> Aim of the exercise
Every line of the listing is to be returned exactly as given.

Start of Block

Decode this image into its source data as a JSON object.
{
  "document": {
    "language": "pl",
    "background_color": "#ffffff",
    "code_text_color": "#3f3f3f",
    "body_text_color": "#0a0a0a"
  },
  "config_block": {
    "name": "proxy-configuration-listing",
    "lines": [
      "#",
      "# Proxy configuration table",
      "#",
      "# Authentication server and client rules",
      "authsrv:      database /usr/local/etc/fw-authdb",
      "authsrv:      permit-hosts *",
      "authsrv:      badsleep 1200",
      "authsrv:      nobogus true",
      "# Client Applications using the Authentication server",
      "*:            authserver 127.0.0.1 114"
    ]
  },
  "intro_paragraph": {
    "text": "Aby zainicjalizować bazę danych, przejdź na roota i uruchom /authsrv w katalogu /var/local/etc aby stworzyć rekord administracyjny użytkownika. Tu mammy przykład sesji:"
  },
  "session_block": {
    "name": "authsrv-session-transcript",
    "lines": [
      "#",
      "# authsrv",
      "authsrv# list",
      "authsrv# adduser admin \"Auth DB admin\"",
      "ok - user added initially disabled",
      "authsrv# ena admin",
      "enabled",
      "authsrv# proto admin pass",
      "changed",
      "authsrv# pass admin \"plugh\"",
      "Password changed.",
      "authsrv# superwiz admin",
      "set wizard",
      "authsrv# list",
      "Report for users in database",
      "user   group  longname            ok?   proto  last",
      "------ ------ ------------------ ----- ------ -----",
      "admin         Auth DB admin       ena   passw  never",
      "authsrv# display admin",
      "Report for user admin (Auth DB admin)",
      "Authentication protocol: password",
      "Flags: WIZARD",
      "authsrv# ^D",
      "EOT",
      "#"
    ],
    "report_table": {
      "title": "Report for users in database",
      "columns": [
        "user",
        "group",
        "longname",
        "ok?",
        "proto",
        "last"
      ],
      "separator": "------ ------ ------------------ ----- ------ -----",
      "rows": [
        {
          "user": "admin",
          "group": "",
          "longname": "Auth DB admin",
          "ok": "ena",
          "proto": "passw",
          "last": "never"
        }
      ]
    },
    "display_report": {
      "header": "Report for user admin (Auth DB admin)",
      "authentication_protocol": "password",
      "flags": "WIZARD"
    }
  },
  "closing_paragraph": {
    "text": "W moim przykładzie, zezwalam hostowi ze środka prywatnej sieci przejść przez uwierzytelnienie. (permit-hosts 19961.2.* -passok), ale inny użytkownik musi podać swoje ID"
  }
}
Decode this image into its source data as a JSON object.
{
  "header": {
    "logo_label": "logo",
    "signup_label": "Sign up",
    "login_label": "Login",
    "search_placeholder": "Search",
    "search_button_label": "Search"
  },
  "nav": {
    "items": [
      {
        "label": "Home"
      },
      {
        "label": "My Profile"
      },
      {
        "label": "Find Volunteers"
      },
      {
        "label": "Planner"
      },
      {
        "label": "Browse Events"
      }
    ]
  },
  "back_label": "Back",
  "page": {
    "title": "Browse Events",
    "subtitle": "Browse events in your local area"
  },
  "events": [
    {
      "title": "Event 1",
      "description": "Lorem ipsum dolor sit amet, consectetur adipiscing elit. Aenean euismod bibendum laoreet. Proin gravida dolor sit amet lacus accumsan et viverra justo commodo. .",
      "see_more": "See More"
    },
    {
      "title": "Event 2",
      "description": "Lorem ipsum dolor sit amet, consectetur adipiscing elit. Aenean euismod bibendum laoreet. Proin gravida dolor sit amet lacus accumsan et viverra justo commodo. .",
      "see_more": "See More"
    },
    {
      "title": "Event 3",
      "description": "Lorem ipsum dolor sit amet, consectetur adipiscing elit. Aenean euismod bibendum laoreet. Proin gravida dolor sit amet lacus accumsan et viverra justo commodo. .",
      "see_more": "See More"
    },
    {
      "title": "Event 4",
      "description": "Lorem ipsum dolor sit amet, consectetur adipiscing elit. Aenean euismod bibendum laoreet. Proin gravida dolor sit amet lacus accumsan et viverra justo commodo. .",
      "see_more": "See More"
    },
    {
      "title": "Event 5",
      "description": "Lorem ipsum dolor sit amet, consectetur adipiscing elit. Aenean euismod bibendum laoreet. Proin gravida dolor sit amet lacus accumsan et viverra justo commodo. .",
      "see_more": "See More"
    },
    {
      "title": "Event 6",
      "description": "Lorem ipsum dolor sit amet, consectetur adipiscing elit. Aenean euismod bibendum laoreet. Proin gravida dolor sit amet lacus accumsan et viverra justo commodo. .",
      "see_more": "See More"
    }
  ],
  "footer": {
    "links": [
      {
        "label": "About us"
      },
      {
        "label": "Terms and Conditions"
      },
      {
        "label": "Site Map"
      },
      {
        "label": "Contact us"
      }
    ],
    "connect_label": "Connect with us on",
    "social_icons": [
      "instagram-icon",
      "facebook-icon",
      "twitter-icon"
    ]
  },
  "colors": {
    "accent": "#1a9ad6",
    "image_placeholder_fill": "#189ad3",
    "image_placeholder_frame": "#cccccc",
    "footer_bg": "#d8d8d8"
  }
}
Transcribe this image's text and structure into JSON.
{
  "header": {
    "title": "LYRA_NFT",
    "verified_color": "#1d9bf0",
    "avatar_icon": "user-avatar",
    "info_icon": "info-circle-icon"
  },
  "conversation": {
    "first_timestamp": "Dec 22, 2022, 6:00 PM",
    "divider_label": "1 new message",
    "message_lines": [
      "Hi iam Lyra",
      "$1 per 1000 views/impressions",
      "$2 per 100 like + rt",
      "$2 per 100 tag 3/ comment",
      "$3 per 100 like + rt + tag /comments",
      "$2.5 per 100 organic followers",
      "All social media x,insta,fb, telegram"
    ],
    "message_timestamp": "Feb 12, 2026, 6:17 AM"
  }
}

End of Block

> Result for this task
Decode this image into its source data as a JSON object.
{
  "document": {
    "language": "pl",
    "background_color": "#ffffff",
    "code_text_color": "#3f3f3f",
    "body_text_color": "#0a0a0a"
  },
  "config_block": {
    "name": "proxy-configuration-listing",
    "lines": [
      "#",
      "# Proxy configuration table",
      "#",
      "# Authentication server and client rules",
      "authsrv:      database /usr/local/etc/fw-authdb",
      "authsrv:      permit-hosts *",
      "authsrv:      badsleep 1200",
      "authsrv:      nobogus true",
      "# Client Applications using the Authentication server",
      "*:            authserver 127.0.0.1 114"
    ]
  },
  "intro_paragraph": {
    "text": "Aby zainicjalizować bazę danych, przejdź na roota i uruchom /authsrv w katalogu /var/local/etc aby stworzyć rekord administracyjny użytkownika. Tu mammy przykład sesji:"
  },
  "session_block": {
    "name": "authsrv-session-transcript",
    "lines": [
      "#",
      "# authsrv",
      "authsrv# list",
      "authsrv# adduser admin \"Auth DB admin\"",
      "ok - user added initially disabled",
      "authsrv# ena admin",
      "enabled",
      "authsrv# proto admin pass",
      "changed",
      "authsrv# pass admin \"plugh\"",
      "Password changed.",
      "authsrv# superwiz admin",
      "set wizard",
      "authsrv# list",
      "Report for users in database",
      "user   group  longname            ok?   proto  last",
      "------ ------ ------------------ ----- ------ -----",
      "admin         Auth DB admin       ena   passw  never",
      "authsrv# display admin",
      "Report for user admin (Auth DB admin)",
      "Authentication protocol: password",
      "Flags: WIZARD",
      "authsrv# ^D",
      "EOT",
      "#"
    ],
    "report_table": {
      "title": "Report for users in database",
      "columns": [
        "user",
        "group",
        "longname",
        "ok?",
        "proto",
        "last"
      ],
      "separator": "------ ------ ------------------ ----- ------ -----",
      "rows": [
        {
          "user": "admin",
          "group": "",
          "longname": "Auth DB admin",
          "ok": "ena",
          "proto": "passw",
          "last": "never"
        }
      ]
    },
    "display_report": {
      "header": "Report for user admin (Auth DB admin)",
      "authentication_protocol": "password",
      "flags": "WIZARD"
    }
  },
  "closing_paragraph": {
    "text": "W moim przykładzie, zezwalam hostowi ze środka prywatnej sieci przejść przez uwierzytelnienie. (permit-hosts 19961.2.* -passok), ale inny użytkownik musi podać swoje ID"
  }
}
Decode this image into its source data as a JSON object.
{
  "header": {
    "logo_label": "logo",
    "signup_label": "Sign up",
    "login_label": "Login",
    "search_placeholder": "Search",
    "search_button_label": "Search"
  },
  "nav": {
    "items": [
      {
        "label": "Home"
      },
      {
        "label": "My Profile"
      },
      {
        "label": "Find Volunteers"
      },
      {
        "label": "Planner"
      },
      {
        "label": "Browse Events"
      }
    ]
  },
  "back_label": "Back",
  "page": {
    "title": "Browse Events",
    "subtitle": "Browse events in your local area"
  },
  "events": [
    {
      "title": "Event 1",
      "description": "Lorem ipsum dolor sit amet, consectetur adipiscing elit. Aenean euismod bibendum laoreet. Proin gravida dolor sit amet lacus accumsan et viverra justo commodo. .",
      "see_more": "See More"
    },
    {
      "title": "Event 2",
      "description": "Lorem ipsum dolor sit amet, consectetur adipiscing elit. Aenean euismod bibendum laoreet. Proin gravida dolor sit amet lacus accumsan et viverra justo commodo. .",
      "see_more": "See More"
    },
    {
      "title": "Event 3",
      "description": "Lorem ipsum dolor sit amet, consectetur adipiscing elit. Aenean euismod bibendum laoreet. Proin gravida dolor sit amet lacus accumsan et viverra justo commodo. .",
      "see_more": "See More"
    },
    {
      "title": "Event 4",
      "description": "Lorem ipsum dolor sit amet, consectetur adipiscing elit. Aenean euismod bibendum laoreet. Proin gravida dolor sit amet lacus accumsan et viverra justo commodo. .",
      "see_more": "See More"
    },
    {
      "title": "Event 5",
      "description": "Lorem ipsum dolor sit amet, consectetur adipiscing elit. Aenean euismod bibendum laoreet. Proin gravida dolor sit amet lacus accumsan et viverra justo commodo. .",
      "see_more": "See More"
    },
    {
      "title": "Event 6",
      "description": "Lorem ipsum dolor sit amet, consectetur adipiscing elit. Aenean euismod bibendum laoreet. Proin gravida dolor sit amet lacus accumsan et viverra justo commodo. .",
      "see_more": "See More"
    }
  ],
  "footer": {
    "links": [
      {
        "label": "About us"
      },
      {
        "label": "Terms and Conditions"
      },
      {
        "label": "Site Map"
      },
      {
        "label": "Contact us"
      }
    ],
    "connect_label": "Connect with us on",
    "social_icons": [
      "instagram-icon",
      "facebook-icon",
      "twitter-icon"
    ]
  },
  "colors": {
    "accent": "#1a9ad6",
    "image_placeholder_fill": "#189ad3",
    "image_placeholder_frame": "#cccccc",
    "footer_bg": "#d8d8d8"
  }
}
Transcribe this image's text and structure into JSON.
{
  "header": {
    "title": "LYRA_NFT",
    "verified_color": "#1d9bf0",
    "avatar_icon": "user-avatar",
    "info_icon": "info-circle-icon"
  },
  "conversation": {
    "first_timestamp": "Dec 22, 2022, 6:00 PM",
    "divider_label": "1 new message",
    "message_lines": [
      "Hi iam Lyra",
      "$1 per 1000 views/impressions",
      "$2 per 100 like + rt",
      "$2 per 100 tag 3/ comment",
      "$3 per 100 like + rt + tag /comments",
      "$2.5 per 100 organic followers",
      "All social media x,insta,fb, telegram"
    ],
    "message_timestamp": "Feb 12, 2026, 6:17 AM"
  }
}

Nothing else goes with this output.